My first three sessions were painful, and caused me to cough up phlegm with blood. But with more sessions, the pain and blood subsided, and by the ninth session, I was no longer bleeding.

70 days after infection, progress

It's impossible to say whether my treatments were helping, or whether I was simply getting better with time, but my heart rate gradually stabilized and I was able to cut back on my medication.

The treatment regimen had given me a much more positive attitude. I no longer felt lost and scared. I'm still on medication, and I wouldn't say I'm 100 percent better, but I'm now at a point where I can conduct interviews outside again.

Mental scars

One thing I've learned is that the psychological toll of this condition is heavier than the physical one.

There's so much about long COVID that's still unknown. There are no definitive treatments, and there's no way of saying how long it will take any one person to recover. For some, it's months. For others, the debilitating condition can drag on for years. It's completely natural for sufferers to grapple with feelings of despair.

I'm actually one of the lucky ones. Other people lose their jobs.

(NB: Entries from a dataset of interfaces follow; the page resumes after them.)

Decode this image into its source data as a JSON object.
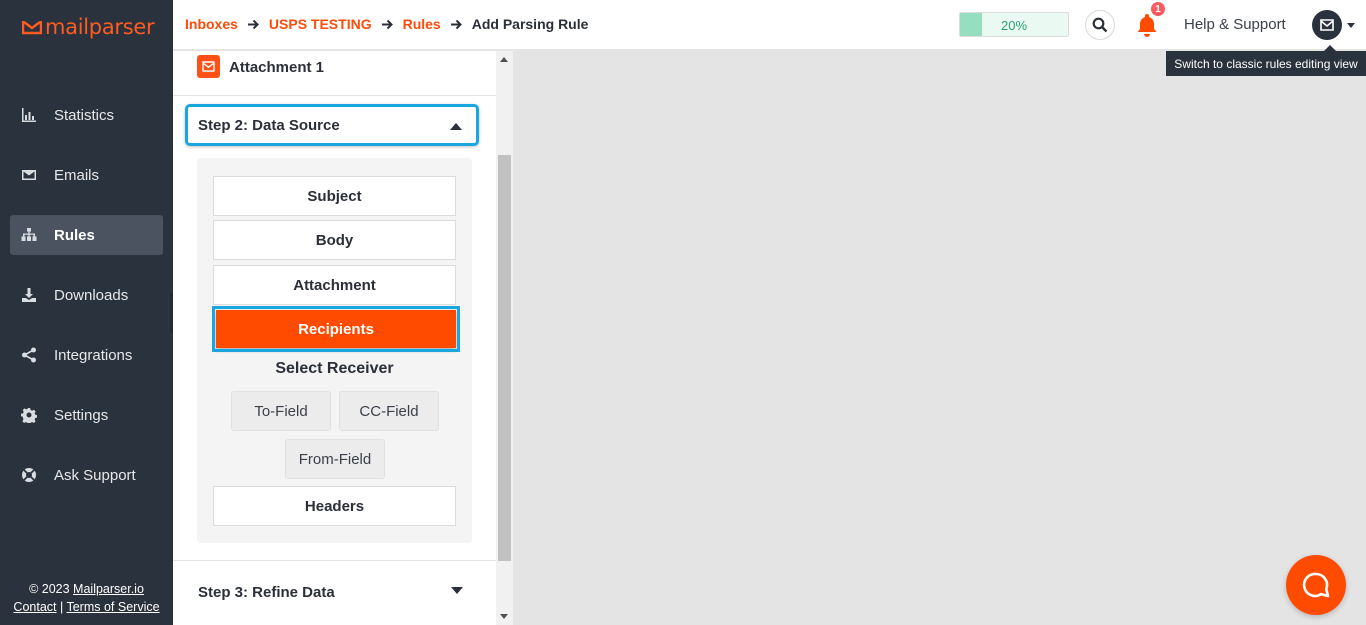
{
  "brand": {
    "name": "mailparser",
    "accent": "#ff4b00",
    "sidebar_bg": "#2a323d",
    "focus": "#1aa7e0"
  },
  "sidebar": {
    "items": [
      {
        "label": "Statistics",
        "icon": "bar-chart-icon"
      },
      {
        "label": "Emails",
        "icon": "envelope-icon"
      },
      {
        "label": "Rules",
        "icon": "sitemap-icon",
        "active": true
      },
      {
        "label": "Downloads",
        "icon": "download-icon"
      },
      {
        "label": "Integrations",
        "icon": "share-icon"
      },
      {
        "label": "Settings",
        "icon": "gear-icon"
      },
      {
        "label": "Ask Support",
        "icon": "lifebuoy-icon"
      }
    ],
    "footer": {
      "copyright": "© 2023 ",
      "site": "Mailparser.io",
      "contact": "Contact",
      "sep": " | ",
      "terms": "Terms of Service"
    }
  },
  "breadcrumb": [
    "Inboxes",
    "USPS TESTING",
    "Rules",
    "Add Parsing Rule"
  ],
  "header": {
    "progress": {
      "value": 0.2,
      "label": "20%"
    },
    "notifications_count": "1",
    "help": "Help & Support"
  },
  "tooltip": "Switch to classic rules editing view",
  "panel": {
    "attachment_label": "Attachment 1",
    "step2_title": "Step 2: Data Source",
    "sources": [
      "Subject",
      "Body",
      "Attachment",
      "Recipients",
      "Headers"
    ],
    "selected_source": "Recipients",
    "select_receiver": "Select Receiver",
    "receivers": [
      "To-Field",
      "CC-Field",
      "From-Field"
    ],
    "step3_title": "Step 3: Refine Data"
  }
}
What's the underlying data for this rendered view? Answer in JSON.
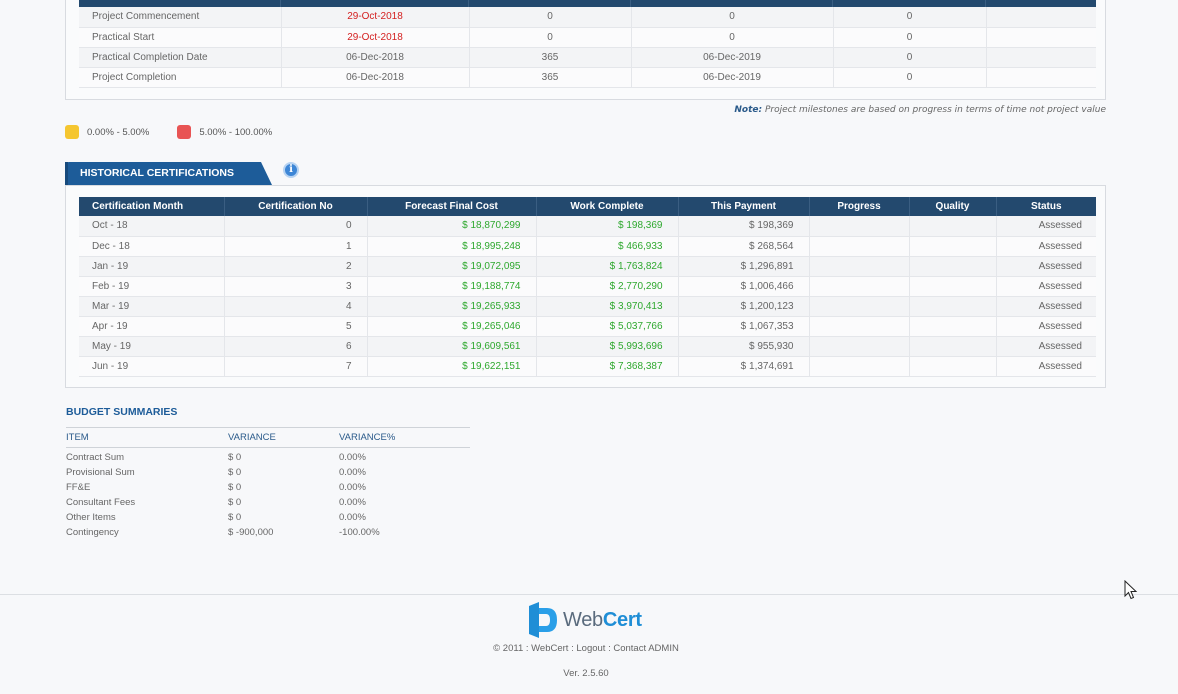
{
  "milestones": {
    "rows": [
      {
        "name": "Project Commencement",
        "date": "29-Oct-2018",
        "days": "0",
        "end": "0",
        "value": "0",
        "late": true
      },
      {
        "name": "Practical Start",
        "date": "29-Oct-2018",
        "days": "0",
        "end": "0",
        "value": "0",
        "late": true
      },
      {
        "name": "Practical Completion Date",
        "date": "06-Dec-2018",
        "days": "365",
        "end": "06-Dec-2019",
        "value": "0",
        "late": false
      },
      {
        "name": "Project Completion",
        "date": "06-Dec-2018",
        "days": "365",
        "end": "06-Dec-2019",
        "value": "0",
        "late": false
      }
    ],
    "note_label": "Note:",
    "note_text": " Project milestones are based on progress in terms of time not project value"
  },
  "legend": [
    {
      "label": "0.00% - 5.00%",
      "color": "#f5c630"
    },
    {
      "label": "5.00% - 100.00%",
      "color": "#e85454"
    }
  ],
  "historical": {
    "tab_label": "HISTORICAL CERTIFICATIONS",
    "info_icon": "i",
    "headers": [
      "Certification Month",
      "Certification No",
      "Forecast Final Cost",
      "Work Complete",
      "This Payment",
      "Progress",
      "Quality",
      "Status"
    ],
    "rows": [
      {
        "month": "Oct - 18",
        "no": "0",
        "forecast": "$ 18,870,299",
        "work": "$ 198,369",
        "payment": "$ 198,369",
        "progress": "",
        "quality": "",
        "status": "Assessed"
      },
      {
        "month": "Dec - 18",
        "no": "1",
        "forecast": "$ 18,995,248",
        "work": "$ 466,933",
        "payment": "$ 268,564",
        "progress": "",
        "quality": "",
        "status": "Assessed"
      },
      {
        "month": "Jan - 19",
        "no": "2",
        "forecast": "$ 19,072,095",
        "work": "$ 1,763,824",
        "payment": "$ 1,296,891",
        "progress": "",
        "quality": "",
        "status": "Assessed"
      },
      {
        "month": "Feb - 19",
        "no": "3",
        "forecast": "$ 19,188,774",
        "work": "$ 2,770,290",
        "payment": "$ 1,006,466",
        "progress": "",
        "quality": "",
        "status": "Assessed"
      },
      {
        "month": "Mar - 19",
        "no": "4",
        "forecast": "$ 19,265,933",
        "work": "$ 3,970,413",
        "payment": "$ 1,200,123",
        "progress": "",
        "quality": "",
        "status": "Assessed"
      },
      {
        "month": "Apr - 19",
        "no": "5",
        "forecast": "$ 19,265,046",
        "work": "$ 5,037,766",
        "payment": "$ 1,067,353",
        "progress": "",
        "quality": "",
        "status": "Assessed"
      },
      {
        "month": "May - 19",
        "no": "6",
        "forecast": "$ 19,609,561",
        "work": "$ 5,993,696",
        "payment": "$ 955,930",
        "progress": "",
        "quality": "",
        "status": "Assessed"
      },
      {
        "month": "Jun - 19",
        "no": "7",
        "forecast": "$ 19,622,151",
        "work": "$ 7,368,387",
        "payment": "$ 1,374,691",
        "progress": "",
        "quality": "",
        "status": "Assessed"
      }
    ]
  },
  "budget": {
    "title": "BUDGET SUMMARIES",
    "headers": [
      "ITEM",
      "VARIANCE",
      "VARIANCE%"
    ],
    "rows": [
      {
        "item": "Contract Sum",
        "variance": "$ 0",
        "pct": "0.00%"
      },
      {
        "item": "Provisional Sum",
        "variance": "$ 0",
        "pct": "0.00%"
      },
      {
        "item": "FF&E",
        "variance": "$ 0",
        "pct": "0.00%"
      },
      {
        "item": "Consultant Fees",
        "variance": "$ 0",
        "pct": "0.00%"
      },
      {
        "item": "Other Items",
        "variance": "$ 0",
        "pct": "0.00%"
      },
      {
        "item": "Contingency",
        "variance": "$ -900,000",
        "pct": "-100.00%"
      }
    ]
  },
  "footer": {
    "logo_text_a": "Web",
    "logo_text_b": "Cert",
    "copyright_prefix": "© 2011 : WebCert : ",
    "logout": "Logout",
    "sep": " : ",
    "contact": "Contact ADMIN",
    "version": "Ver. 2.5.60"
  },
  "colors": {
    "header_bg": "#23496e",
    "tab_bg": "#1d5c99",
    "money_green": "#2ea82e",
    "late_red": "#d42020"
  }
}
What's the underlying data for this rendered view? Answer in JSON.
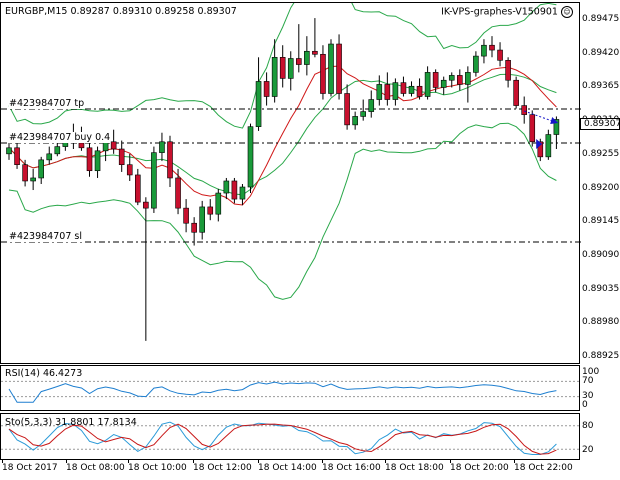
{
  "header": {
    "symbol": "EURGBP,M15",
    "open": "0.89287",
    "high": "0.89310",
    "low": "0.89258",
    "close": "0.89307",
    "expert": "IK-VPS-graphes-V150901",
    "smiley_icon": "smiley-face-icon"
  },
  "order_lines": {
    "tp_label": "#423984707 tp",
    "buy_label": "#423984707 buy 0.4",
    "sl_label": "#423984707 sl"
  },
  "price_axis": {
    "ticks": [
      "0.89475",
      "0.89420",
      "0.89365",
      "0.89310",
      "0.89255",
      "0.89200",
      "0.89145",
      "0.89090",
      "0.89035",
      "0.88980",
      "0.88925"
    ],
    "current_price": "0.89307"
  },
  "rsi": {
    "label": "RSI(14) 46.4273",
    "levels": [
      "100",
      "70",
      "30",
      "0"
    ]
  },
  "stochastic": {
    "label": "Sto(5,3,3) 31.8801 17.8134",
    "levels": [
      "80",
      "20"
    ]
  },
  "time_axis": {
    "ticks": [
      "18 Oct 2017",
      "18 Oct 08:00",
      "18 Oct 10:00",
      "18 Oct 12:00",
      "18 Oct 14:00",
      "18 Oct 16:00",
      "18 Oct 18:00",
      "18 Oct 20:00",
      "18 Oct 22:00"
    ]
  },
  "colors": {
    "bull": "#1a9a3a",
    "bear": "#c8102e",
    "band": "#2aa84a",
    "ma": "#d01818",
    "rsi_line": "#1e7fd0",
    "sto_main": "#2a9ad8",
    "sto_signal": "#c81818"
  },
  "chart_data": {
    "type": "candlestick",
    "price_range": [
      0.889,
      0.895
    ],
    "candles": [
      [
        0.8925,
        0.89268,
        0.8924,
        0.8926
      ],
      [
        0.8926,
        0.8927,
        0.89225,
        0.89232
      ],
      [
        0.89232,
        0.8924,
        0.89196,
        0.89205
      ],
      [
        0.89205,
        0.89225,
        0.8919,
        0.8921
      ],
      [
        0.8921,
        0.89245,
        0.892,
        0.8924
      ],
      [
        0.8924,
        0.89262,
        0.89232,
        0.8925
      ],
      [
        0.8925,
        0.89272,
        0.89246,
        0.89262
      ],
      [
        0.89262,
        0.89285,
        0.89255,
        0.8928
      ],
      [
        0.8928,
        0.893,
        0.89258,
        0.89268
      ],
      [
        0.89268,
        0.89295,
        0.89255,
        0.8926
      ],
      [
        0.8926,
        0.8928,
        0.89212,
        0.89222
      ],
      [
        0.89222,
        0.89262,
        0.8921,
        0.89255
      ],
      [
        0.89255,
        0.89275,
        0.89238,
        0.8927
      ],
      [
        0.8927,
        0.8929,
        0.8925,
        0.89258
      ],
      [
        0.89258,
        0.89272,
        0.8922,
        0.89232
      ],
      [
        0.89232,
        0.8925,
        0.89205,
        0.89215
      ],
      [
        0.89215,
        0.89225,
        0.89165,
        0.8917
      ],
      [
        0.8917,
        0.89178,
        0.8894,
        0.8916
      ],
      [
        0.8916,
        0.89262,
        0.89152,
        0.89252
      ],
      [
        0.89252,
        0.89285,
        0.89238,
        0.8927
      ],
      [
        0.8927,
        0.8928,
        0.89195,
        0.8921
      ],
      [
        0.8921,
        0.89225,
        0.8915,
        0.8916
      ],
      [
        0.8916,
        0.89175,
        0.8912,
        0.89135
      ],
      [
        0.89135,
        0.89145,
        0.89098,
        0.8912
      ],
      [
        0.8912,
        0.89172,
        0.89108,
        0.89162
      ],
      [
        0.89162,
        0.89175,
        0.8914,
        0.8915
      ],
      [
        0.8915,
        0.89192,
        0.89138,
        0.89185
      ],
      [
        0.89185,
        0.8921,
        0.89175,
        0.89205
      ],
      [
        0.89205,
        0.8921,
        0.89168,
        0.89175
      ],
      [
        0.89175,
        0.892,
        0.89165,
        0.89195
      ],
      [
        0.89195,
        0.893,
        0.89185,
        0.89295
      ],
      [
        0.89295,
        0.8941,
        0.89288,
        0.8937
      ],
      [
        0.8937,
        0.89385,
        0.8933,
        0.89345
      ],
      [
        0.89345,
        0.8944,
        0.89335,
        0.8941
      ],
      [
        0.8941,
        0.8943,
        0.8936,
        0.89375
      ],
      [
        0.89375,
        0.8942,
        0.89355,
        0.89408
      ],
      [
        0.89408,
        0.89465,
        0.89385,
        0.89398
      ],
      [
        0.89398,
        0.89445,
        0.8938,
        0.8942
      ],
      [
        0.8942,
        0.89475,
        0.8941,
        0.89415
      ],
      [
        0.89415,
        0.8943,
        0.8934,
        0.8935
      ],
      [
        0.8935,
        0.8944,
        0.89345,
        0.89432
      ],
      [
        0.89432,
        0.89448,
        0.8934,
        0.8935
      ],
      [
        0.8935,
        0.89365,
        0.8929,
        0.89298
      ],
      [
        0.89298,
        0.8932,
        0.8929,
        0.89312
      ],
      [
        0.89312,
        0.8934,
        0.89305,
        0.8932
      ],
      [
        0.8932,
        0.89355,
        0.8931,
        0.8934
      ],
      [
        0.8934,
        0.8938,
        0.8933,
        0.89365
      ],
      [
        0.89365,
        0.89385,
        0.8933,
        0.8934
      ],
      [
        0.8934,
        0.89375,
        0.8933,
        0.89368
      ],
      [
        0.89368,
        0.89378,
        0.89345,
        0.8935
      ],
      [
        0.8935,
        0.8937,
        0.89345,
        0.89362
      ],
      [
        0.89362,
        0.89375,
        0.8934,
        0.89345
      ],
      [
        0.89345,
        0.89395,
        0.8934,
        0.89385
      ],
      [
        0.89385,
        0.8939,
        0.89352,
        0.8936
      ],
      [
        0.8936,
        0.89378,
        0.89348,
        0.89372
      ],
      [
        0.89372,
        0.89385,
        0.8936,
        0.8938
      ],
      [
        0.8938,
        0.8939,
        0.89355,
        0.89365
      ],
      [
        0.89365,
        0.89395,
        0.89335,
        0.89385
      ],
      [
        0.89385,
        0.8942,
        0.89378,
        0.89412
      ],
      [
        0.89412,
        0.8944,
        0.894,
        0.8943
      ],
      [
        0.8943,
        0.89445,
        0.8941,
        0.89422
      ],
      [
        0.89422,
        0.89435,
        0.89395,
        0.89405
      ],
      [
        0.89405,
        0.8941,
        0.8936,
        0.89372
      ],
      [
        0.89372,
        0.89378,
        0.89325,
        0.8933
      ],
      [
        0.8933,
        0.89345,
        0.893,
        0.89315
      ],
      [
        0.89315,
        0.89322,
        0.89262,
        0.8927
      ],
      [
        0.8927,
        0.89275,
        0.89238,
        0.89245
      ],
      [
        0.89245,
        0.8929,
        0.8924,
        0.89282
      ],
      [
        0.89282,
        0.89312,
        0.89258,
        0.89307
      ]
    ]
  }
}
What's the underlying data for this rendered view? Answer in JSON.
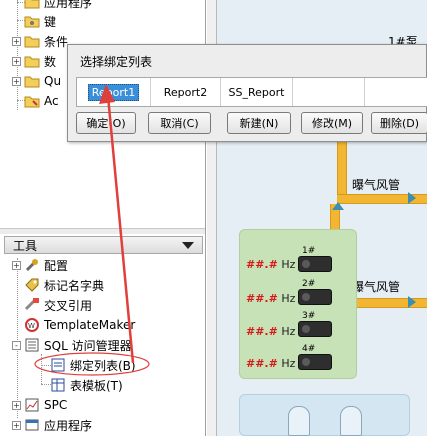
{
  "tree_top": {
    "items": [
      {
        "label": "应用程序",
        "expander": ""
      },
      {
        "label": "键",
        "expander": ""
      },
      {
        "label": "条件",
        "expander": "+"
      },
      {
        "label": "数",
        "expander": "+"
      },
      {
        "label": "Qu",
        "expander": "+"
      },
      {
        "label": "Ac",
        "expander": ""
      }
    ]
  },
  "tools_panel": {
    "header": "工具",
    "items": [
      {
        "label": "配置",
        "expander": "+"
      },
      {
        "label": "标记名字典",
        "expander": ""
      },
      {
        "label": "交叉引用",
        "expander": ""
      },
      {
        "label": "TemplateMaker",
        "expander": ""
      },
      {
        "label": "SQL 访问管理器",
        "expander": "-"
      },
      {
        "label": "绑定列表(B)",
        "expander": ""
      },
      {
        "label": "表模板(T)",
        "expander": ""
      },
      {
        "label": "SPC",
        "expander": "+"
      },
      {
        "label": "应用程序",
        "expander": "+"
      }
    ]
  },
  "dialog": {
    "title": "选择绑定列表",
    "list_items": [
      "Report1",
      "Report2",
      "SS_Report"
    ],
    "buttons": {
      "ok": "确定(O)",
      "cancel": "取消(C)",
      "new": "新建(N)",
      "modify": "修改(M)",
      "delete": "删除(D)"
    }
  },
  "diagram": {
    "top_label": "1#泵",
    "aeration_label_1": "曝气风管",
    "aeration_label_2": "曝气风管",
    "hz_readings": [
      {
        "prefix": "##.#",
        "unit": "Hz",
        "no": "1#"
      },
      {
        "prefix": "##.#",
        "unit": "Hz",
        "no": "2#"
      },
      {
        "prefix": "##.#",
        "unit": "Hz",
        "no": "3#"
      },
      {
        "prefix": "##.#",
        "unit": "Hz",
        "no": "4#"
      }
    ]
  },
  "colors": {
    "pipe": "#f2b632",
    "blue_pipe": "#4b9fc7",
    "selection": "#3a8fd8",
    "annotation": "#e0403c"
  }
}
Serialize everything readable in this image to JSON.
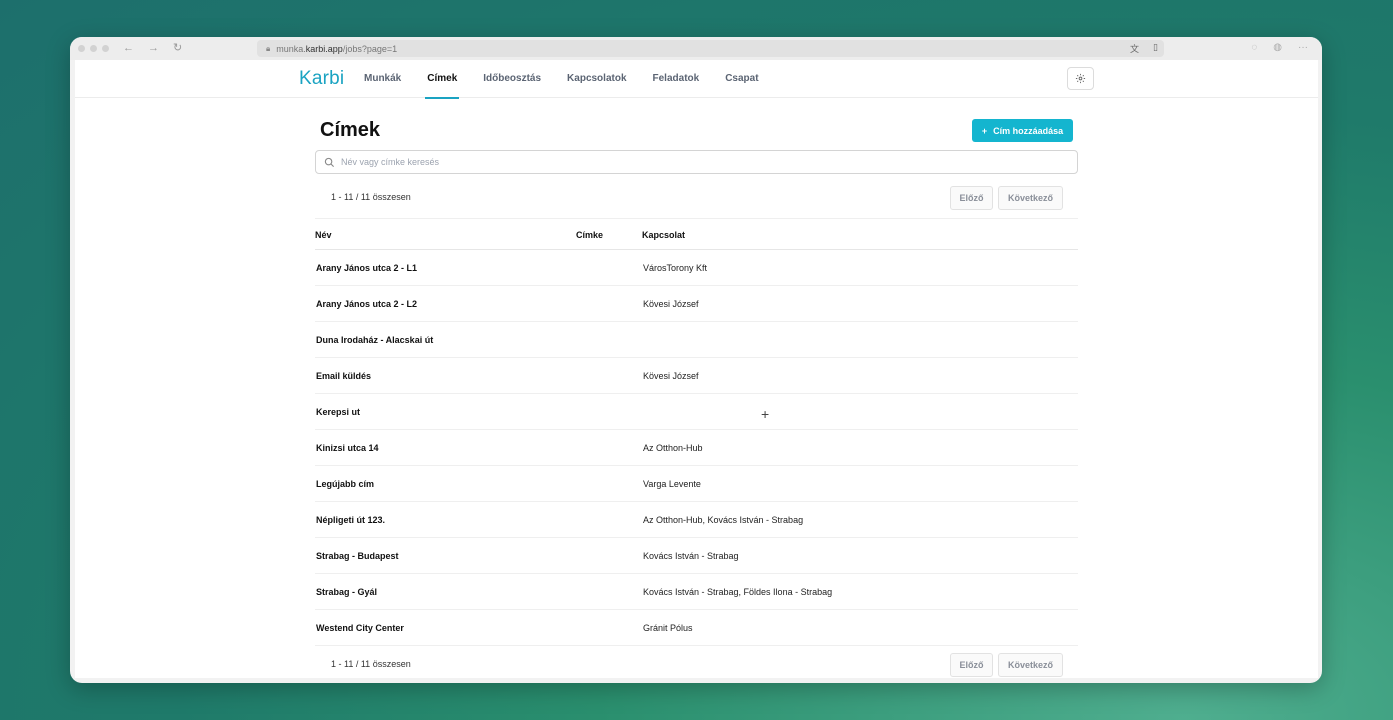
{
  "browser": {
    "url_prefix": "munka.",
    "url_domain": "karbi.app",
    "url_path": "/jobs?page=1"
  },
  "nav": {
    "logo": "Karbi",
    "items": [
      {
        "label": "Munkák"
      },
      {
        "label": "Címek"
      },
      {
        "label": "Időbeosztás"
      },
      {
        "label": "Kapcsolatok"
      },
      {
        "label": "Feladatok"
      },
      {
        "label": "Csapat"
      }
    ],
    "active_index": 1
  },
  "page": {
    "title": "Címek",
    "add_button": "Cím hozzáadása",
    "search_placeholder": "Név vagy címke keresés"
  },
  "pagination": {
    "summary": "1 - 11 / 11 összesen",
    "prev": "Előző",
    "next": "Következő"
  },
  "table": {
    "headers": {
      "name": "Név",
      "tag": "Címke",
      "contact": "Kapcsolat"
    },
    "rows": [
      {
        "name": "Arany János utca 2 - L1",
        "contact": "VárosTorony Kft"
      },
      {
        "name": "Arany János utca 2 - L2",
        "contact": "Kövesi József"
      },
      {
        "name": "Duna Irodaház - Alacskai út",
        "contact": ""
      },
      {
        "name": "Email küldés",
        "contact": "Kövesi József"
      },
      {
        "name": "Kerepsi ut",
        "contact": ""
      },
      {
        "name": "Kinizsi utca 14",
        "contact": "Az Otthon-Hub"
      },
      {
        "name": "Legújabb cím",
        "contact": "Varga Levente"
      },
      {
        "name": "Népligeti út 123.",
        "contact": "Az Otthon-Hub, Kovács István - Strabag"
      },
      {
        "name": "Strabag - Budapest",
        "contact": "Kovács István - Strabag"
      },
      {
        "name": "Strabag - Gyál",
        "contact": "Kovács István - Strabag, Földes Ilona - Strabag"
      },
      {
        "name": "Westend City Center",
        "contact": "Gránit Pólus"
      }
    ]
  },
  "colors": {
    "accent": "#14b5cf",
    "logo": "#1aa3c2"
  }
}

Some are struck down with this condition while they're raising a child on their own.

In Okinawa, there is no outpatient treatment for long COVID. The prefecture is pushing for a system where personal physicians and local clinics can treat sufferers, with assistance from general hospitals where necessary.

Some doctors say information on long COVID is too hard to find, and that there aren't enough medical staff to treat it.

Dr. Shingaki Kota, a director of a clinic in Okinawa that offers epipharyngeal abrasive therapy, says he can't say definitively that the therapy is effective. "But there's a growing body of evidence to support this and some other approaches to long COVID," he says. "So at the very least I'd like to see them considered as a potential course of action."

Dr. Shingaki Kota

Authorities in Okinawa say that "10 to 20 percent of all cases result in long COVID." Given that 500,000 people in this prefecture alone got infected in October, that means up to 100,000 could now be dealing with long COVID. Some will feel completely alone. They need better information about the condition, but they need more than that. They need direct help.